The Army world grows
New openings take Salvation Army work to 115 countries.
With the addition of African nations Namibia and Mali, The Salvation Army is now officially at work in 115 countries.
The Army previously worked in Namibia from 1932 to 1939. Now, 69 years later, both the local church and non-governmental organizations have welcomed its re-establishment. A South African national, Major Lenah Jwili, leads the work, and is already networking in the community and witnessing steady growth in meeting attendance. The Salvation Army has been officially registered.
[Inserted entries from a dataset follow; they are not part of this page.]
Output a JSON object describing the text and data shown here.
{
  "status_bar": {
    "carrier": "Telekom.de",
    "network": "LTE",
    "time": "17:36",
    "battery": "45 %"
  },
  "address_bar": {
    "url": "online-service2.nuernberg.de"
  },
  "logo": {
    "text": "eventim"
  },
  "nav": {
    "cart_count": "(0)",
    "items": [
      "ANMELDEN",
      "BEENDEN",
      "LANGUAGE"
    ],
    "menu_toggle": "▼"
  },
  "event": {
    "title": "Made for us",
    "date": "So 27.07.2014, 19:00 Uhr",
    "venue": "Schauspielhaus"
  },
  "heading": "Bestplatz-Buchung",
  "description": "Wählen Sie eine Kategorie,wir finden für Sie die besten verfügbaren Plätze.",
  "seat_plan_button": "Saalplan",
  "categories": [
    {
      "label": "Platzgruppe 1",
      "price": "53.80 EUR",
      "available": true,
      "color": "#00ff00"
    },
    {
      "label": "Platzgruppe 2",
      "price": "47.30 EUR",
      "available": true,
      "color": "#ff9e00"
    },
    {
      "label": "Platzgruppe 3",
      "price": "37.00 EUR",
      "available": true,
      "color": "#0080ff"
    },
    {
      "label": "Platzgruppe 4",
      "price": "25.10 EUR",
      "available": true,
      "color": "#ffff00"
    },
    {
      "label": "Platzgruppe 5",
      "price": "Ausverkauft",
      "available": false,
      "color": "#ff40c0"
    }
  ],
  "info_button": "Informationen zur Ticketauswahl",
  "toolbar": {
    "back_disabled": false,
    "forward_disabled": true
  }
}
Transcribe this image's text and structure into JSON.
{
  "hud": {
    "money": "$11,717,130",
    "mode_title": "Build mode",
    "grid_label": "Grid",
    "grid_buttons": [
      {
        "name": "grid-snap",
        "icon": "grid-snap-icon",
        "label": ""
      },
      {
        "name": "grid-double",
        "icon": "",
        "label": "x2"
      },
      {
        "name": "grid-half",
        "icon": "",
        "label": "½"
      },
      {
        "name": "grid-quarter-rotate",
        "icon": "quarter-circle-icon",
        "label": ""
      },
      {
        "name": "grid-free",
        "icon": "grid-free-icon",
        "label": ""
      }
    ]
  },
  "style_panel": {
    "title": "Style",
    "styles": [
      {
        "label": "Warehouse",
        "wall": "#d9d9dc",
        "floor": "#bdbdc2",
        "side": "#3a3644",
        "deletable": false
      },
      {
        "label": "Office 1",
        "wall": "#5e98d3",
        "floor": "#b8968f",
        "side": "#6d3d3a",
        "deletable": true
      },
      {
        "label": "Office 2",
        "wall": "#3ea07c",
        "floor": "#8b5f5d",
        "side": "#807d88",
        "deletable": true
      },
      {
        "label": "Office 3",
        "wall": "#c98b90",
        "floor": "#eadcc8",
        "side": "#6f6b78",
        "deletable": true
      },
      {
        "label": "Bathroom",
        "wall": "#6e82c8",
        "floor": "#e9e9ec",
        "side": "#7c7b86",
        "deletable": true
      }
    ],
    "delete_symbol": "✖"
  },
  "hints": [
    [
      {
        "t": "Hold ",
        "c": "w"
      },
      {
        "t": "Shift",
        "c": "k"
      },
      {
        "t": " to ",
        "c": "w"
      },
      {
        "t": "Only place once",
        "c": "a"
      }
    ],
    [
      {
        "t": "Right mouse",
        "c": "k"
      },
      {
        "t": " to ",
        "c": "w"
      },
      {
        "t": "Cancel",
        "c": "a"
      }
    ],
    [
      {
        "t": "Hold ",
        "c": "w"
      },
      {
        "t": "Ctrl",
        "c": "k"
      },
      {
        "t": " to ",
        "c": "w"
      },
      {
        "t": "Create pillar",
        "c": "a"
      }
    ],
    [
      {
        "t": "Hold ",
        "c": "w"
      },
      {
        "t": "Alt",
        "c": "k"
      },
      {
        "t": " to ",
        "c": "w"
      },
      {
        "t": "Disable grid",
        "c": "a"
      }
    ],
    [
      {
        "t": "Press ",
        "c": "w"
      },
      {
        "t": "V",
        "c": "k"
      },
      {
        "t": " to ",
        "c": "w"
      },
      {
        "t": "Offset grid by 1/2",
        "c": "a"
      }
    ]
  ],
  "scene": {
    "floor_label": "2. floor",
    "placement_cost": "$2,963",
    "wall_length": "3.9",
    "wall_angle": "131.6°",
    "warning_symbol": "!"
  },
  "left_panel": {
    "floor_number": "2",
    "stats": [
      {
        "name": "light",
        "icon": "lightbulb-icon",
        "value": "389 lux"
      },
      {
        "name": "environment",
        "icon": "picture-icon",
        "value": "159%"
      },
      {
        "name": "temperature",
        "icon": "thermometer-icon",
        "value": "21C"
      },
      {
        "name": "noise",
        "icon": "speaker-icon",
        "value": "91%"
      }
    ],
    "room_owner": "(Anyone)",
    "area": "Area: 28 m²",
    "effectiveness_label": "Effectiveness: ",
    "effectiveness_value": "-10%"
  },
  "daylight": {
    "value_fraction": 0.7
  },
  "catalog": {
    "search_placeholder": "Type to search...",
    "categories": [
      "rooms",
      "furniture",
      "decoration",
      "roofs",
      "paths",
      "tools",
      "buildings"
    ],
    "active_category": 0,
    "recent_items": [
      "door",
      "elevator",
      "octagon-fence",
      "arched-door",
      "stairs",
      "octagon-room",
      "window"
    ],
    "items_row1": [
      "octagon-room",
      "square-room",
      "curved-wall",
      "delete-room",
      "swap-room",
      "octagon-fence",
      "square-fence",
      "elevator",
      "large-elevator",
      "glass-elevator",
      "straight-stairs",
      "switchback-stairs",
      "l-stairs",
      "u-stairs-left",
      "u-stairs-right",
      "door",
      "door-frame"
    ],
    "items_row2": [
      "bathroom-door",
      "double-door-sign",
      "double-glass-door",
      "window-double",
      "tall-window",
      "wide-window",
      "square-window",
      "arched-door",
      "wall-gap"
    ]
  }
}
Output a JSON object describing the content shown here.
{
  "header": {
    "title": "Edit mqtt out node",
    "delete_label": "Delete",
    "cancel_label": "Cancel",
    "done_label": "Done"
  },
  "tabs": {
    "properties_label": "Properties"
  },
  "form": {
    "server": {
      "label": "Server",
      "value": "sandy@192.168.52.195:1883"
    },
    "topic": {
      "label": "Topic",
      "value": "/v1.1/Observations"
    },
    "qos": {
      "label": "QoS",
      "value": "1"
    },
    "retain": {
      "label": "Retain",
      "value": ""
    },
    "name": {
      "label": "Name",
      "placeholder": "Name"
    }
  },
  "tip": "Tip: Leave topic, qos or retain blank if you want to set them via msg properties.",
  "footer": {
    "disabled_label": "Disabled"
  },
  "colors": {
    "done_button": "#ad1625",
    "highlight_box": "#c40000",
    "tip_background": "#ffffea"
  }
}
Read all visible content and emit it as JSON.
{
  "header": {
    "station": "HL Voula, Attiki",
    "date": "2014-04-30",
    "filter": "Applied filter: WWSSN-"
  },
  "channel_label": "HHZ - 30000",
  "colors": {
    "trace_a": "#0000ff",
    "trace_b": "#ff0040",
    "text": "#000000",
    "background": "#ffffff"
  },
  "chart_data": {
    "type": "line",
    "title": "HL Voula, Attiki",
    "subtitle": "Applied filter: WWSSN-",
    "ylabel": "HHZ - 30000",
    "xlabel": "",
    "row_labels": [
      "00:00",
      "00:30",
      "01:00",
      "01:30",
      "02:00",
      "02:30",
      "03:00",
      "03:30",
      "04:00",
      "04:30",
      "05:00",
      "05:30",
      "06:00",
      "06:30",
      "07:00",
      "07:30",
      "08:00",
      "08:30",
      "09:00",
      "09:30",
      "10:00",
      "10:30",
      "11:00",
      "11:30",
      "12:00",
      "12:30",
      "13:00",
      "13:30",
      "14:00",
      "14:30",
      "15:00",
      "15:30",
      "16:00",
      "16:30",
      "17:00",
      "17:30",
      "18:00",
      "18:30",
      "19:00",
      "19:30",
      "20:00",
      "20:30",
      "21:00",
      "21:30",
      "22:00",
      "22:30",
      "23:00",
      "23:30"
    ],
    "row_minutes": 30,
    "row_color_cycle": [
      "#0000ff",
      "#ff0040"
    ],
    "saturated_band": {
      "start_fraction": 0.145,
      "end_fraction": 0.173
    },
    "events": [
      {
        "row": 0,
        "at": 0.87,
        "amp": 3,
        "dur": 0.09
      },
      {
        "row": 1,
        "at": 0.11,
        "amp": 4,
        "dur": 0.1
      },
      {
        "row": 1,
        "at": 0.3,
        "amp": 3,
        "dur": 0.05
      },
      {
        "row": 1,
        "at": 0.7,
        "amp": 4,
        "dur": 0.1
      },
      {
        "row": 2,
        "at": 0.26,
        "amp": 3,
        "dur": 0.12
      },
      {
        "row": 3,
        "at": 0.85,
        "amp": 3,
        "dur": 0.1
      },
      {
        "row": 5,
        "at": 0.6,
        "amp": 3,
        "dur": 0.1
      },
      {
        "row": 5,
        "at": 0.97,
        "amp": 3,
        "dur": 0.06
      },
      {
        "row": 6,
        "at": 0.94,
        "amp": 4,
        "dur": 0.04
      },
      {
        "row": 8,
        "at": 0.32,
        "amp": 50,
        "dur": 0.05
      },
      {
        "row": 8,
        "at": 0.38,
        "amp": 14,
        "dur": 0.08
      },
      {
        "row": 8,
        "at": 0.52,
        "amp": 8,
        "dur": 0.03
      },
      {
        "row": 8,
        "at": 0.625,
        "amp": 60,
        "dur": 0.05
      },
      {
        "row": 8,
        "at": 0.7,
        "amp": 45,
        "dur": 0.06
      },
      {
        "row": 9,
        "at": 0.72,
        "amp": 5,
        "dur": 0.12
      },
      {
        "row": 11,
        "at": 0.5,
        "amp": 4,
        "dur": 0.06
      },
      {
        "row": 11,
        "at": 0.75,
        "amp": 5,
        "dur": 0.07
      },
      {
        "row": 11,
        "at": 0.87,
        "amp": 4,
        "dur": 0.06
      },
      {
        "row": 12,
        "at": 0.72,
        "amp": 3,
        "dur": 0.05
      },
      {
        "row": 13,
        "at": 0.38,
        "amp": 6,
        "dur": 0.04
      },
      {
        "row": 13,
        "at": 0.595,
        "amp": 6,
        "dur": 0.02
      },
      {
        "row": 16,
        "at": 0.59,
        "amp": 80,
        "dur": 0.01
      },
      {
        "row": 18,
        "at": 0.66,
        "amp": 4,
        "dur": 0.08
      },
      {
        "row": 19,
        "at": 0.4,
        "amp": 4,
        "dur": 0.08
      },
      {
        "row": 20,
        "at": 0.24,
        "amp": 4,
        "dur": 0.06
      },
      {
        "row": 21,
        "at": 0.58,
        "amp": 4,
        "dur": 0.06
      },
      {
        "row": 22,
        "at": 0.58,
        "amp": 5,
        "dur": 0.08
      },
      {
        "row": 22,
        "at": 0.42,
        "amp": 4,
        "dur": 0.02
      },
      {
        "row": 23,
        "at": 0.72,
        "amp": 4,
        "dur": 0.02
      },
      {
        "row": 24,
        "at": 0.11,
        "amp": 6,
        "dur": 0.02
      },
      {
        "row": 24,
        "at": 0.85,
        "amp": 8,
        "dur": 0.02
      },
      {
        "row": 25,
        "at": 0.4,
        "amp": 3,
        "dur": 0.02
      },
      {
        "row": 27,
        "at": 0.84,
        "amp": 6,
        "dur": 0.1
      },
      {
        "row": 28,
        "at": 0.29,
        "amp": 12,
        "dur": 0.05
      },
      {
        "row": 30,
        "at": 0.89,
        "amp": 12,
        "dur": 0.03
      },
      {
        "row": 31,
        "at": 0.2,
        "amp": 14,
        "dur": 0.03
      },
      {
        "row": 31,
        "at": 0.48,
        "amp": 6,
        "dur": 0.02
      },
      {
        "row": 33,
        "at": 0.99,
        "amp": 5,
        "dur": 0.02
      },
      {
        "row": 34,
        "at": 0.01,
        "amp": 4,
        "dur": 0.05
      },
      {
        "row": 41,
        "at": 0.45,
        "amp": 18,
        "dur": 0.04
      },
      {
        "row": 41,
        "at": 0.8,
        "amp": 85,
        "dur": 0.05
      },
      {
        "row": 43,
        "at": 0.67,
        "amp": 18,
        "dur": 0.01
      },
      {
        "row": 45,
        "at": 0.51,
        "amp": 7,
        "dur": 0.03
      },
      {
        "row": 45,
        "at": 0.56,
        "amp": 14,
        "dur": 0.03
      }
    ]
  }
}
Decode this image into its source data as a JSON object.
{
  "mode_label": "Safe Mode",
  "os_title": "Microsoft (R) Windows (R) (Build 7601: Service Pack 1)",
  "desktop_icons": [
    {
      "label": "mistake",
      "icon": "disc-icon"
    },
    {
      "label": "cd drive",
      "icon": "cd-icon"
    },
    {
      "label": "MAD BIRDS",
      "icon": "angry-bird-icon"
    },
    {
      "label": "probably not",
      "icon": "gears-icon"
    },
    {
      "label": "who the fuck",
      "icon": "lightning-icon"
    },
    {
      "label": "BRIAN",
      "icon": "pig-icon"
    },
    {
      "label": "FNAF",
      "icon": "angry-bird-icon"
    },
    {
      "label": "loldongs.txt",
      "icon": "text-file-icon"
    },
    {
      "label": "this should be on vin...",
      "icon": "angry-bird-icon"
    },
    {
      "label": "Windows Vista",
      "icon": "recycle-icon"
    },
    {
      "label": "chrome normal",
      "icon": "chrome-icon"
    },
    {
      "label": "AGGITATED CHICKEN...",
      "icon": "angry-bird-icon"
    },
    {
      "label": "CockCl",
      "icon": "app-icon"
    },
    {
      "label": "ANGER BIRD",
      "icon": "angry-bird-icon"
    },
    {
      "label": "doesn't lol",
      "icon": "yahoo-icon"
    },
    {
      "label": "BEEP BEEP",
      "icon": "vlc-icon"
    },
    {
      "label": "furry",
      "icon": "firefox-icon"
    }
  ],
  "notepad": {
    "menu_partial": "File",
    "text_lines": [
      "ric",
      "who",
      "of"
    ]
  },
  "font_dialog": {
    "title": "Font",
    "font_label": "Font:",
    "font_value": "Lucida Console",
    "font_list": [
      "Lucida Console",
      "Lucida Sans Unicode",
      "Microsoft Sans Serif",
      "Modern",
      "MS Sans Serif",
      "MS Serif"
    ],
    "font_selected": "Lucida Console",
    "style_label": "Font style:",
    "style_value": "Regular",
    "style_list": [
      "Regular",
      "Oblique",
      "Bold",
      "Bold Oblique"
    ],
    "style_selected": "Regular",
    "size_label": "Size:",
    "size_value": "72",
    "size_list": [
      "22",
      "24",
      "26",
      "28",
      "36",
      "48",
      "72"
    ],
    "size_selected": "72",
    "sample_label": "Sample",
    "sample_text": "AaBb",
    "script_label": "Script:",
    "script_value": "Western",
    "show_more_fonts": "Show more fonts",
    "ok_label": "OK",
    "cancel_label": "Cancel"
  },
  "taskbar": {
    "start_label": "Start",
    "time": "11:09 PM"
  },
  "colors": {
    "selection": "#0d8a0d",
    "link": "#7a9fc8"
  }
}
Namibia is part of the Southern Africa Territory, which also oversees Salvation Army work in Lesotho, St Helena, South Africa and Swaziland.
In Mali, after an invitation for The Salvation Army to establish a presence there, André Togo led the local response. Mali, a predominately Muslim nation, is situated in the most northerly part of the African continent in which The Salvation Army ministers.
Togo, a Malian, had no knowledge of The Salvation Army until he had a vision of millions of people wearing white uniforms, saying: “People of the nations, repent for we are coming with the Kingdom of the Lord.” Certain that God was calling him to join these white-uniformed people, his research led him to The Salvation Army. With help from Salvation Army leadership in Nigeria and at International Headquarters, he “opened fire” in Mali. Attendance at meetings has grown steadily, and The Salvation Army has been officially registered.
Majors Eugene and Odile Dikalembolovanga from the Democratic Republic of Congo were appointed officers in charge there, and Mali is attached to the Nigeria Territory. Togo and his wife, Nana, will move to the Democratic Republic of Congo, where they will train to be Salvation Army officers.
Please pray for these new initiatives in Namibia and Mali.
From an international news report by the Chief of the Staff, Commissioner Robin Dunster.